TASK TO CARRY OUT:
State how many lines in the records hold the word "icon", giving the number and no other text.

*** Opening of DATA FOR THIS EXERCISE ***

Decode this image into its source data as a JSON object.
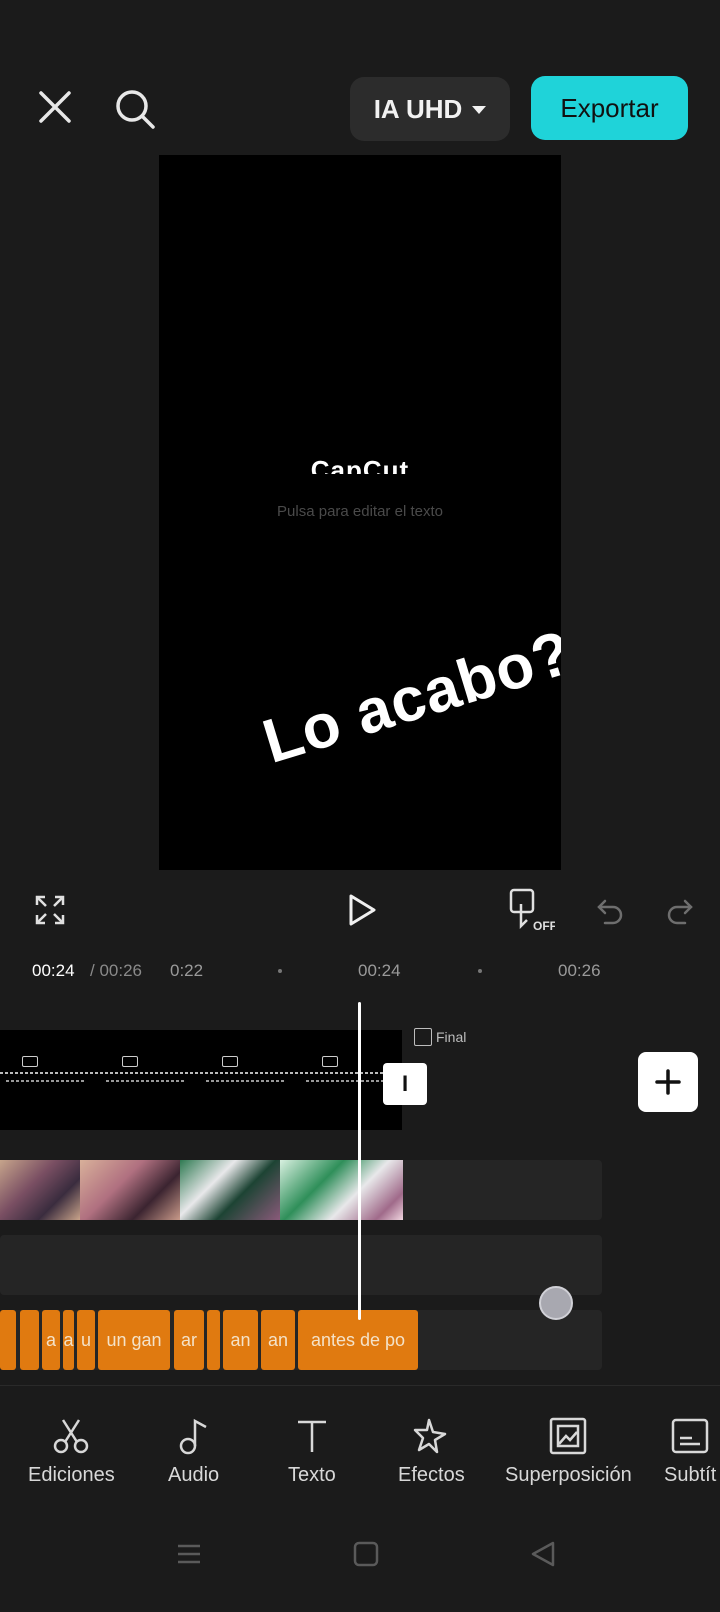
{
  "header": {
    "quality_label": "IA UHD",
    "export_label": "Exportar"
  },
  "preview": {
    "logo_text": "CapCut",
    "hint": "Pulsa para editar el texto",
    "overlay_text": "Lo acabo?"
  },
  "timeline": {
    "current_time": "00:24",
    "total_time": "/ 00:26",
    "ruler": [
      "0:22",
      "00:24",
      "00:26"
    ],
    "final_label": "Final",
    "handle_label": "I",
    "captions": [
      "a",
      "a",
      "u",
      "un gan",
      "ar",
      "an",
      "an",
      "antes de po"
    ]
  },
  "toolbar": {
    "items": [
      {
        "label": "Ediciones",
        "icon": "scissors-icon"
      },
      {
        "label": "Audio",
        "icon": "music-note-icon"
      },
      {
        "label": "Texto",
        "icon": "text-icon"
      },
      {
        "label": "Efectos",
        "icon": "sparkle-icon"
      },
      {
        "label": "Superposición",
        "icon": "overlay-icon"
      },
      {
        "label": "Subtít",
        "icon": "subtitles-icon"
      }
    ]
  },
  "colors": {
    "accent": "#1fd3d9",
    "caption_clip": "#e07a10",
    "background": "#1b1b1b"
  }
}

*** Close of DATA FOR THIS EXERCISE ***

RESPONSE FOR THIS EXERCISE:
6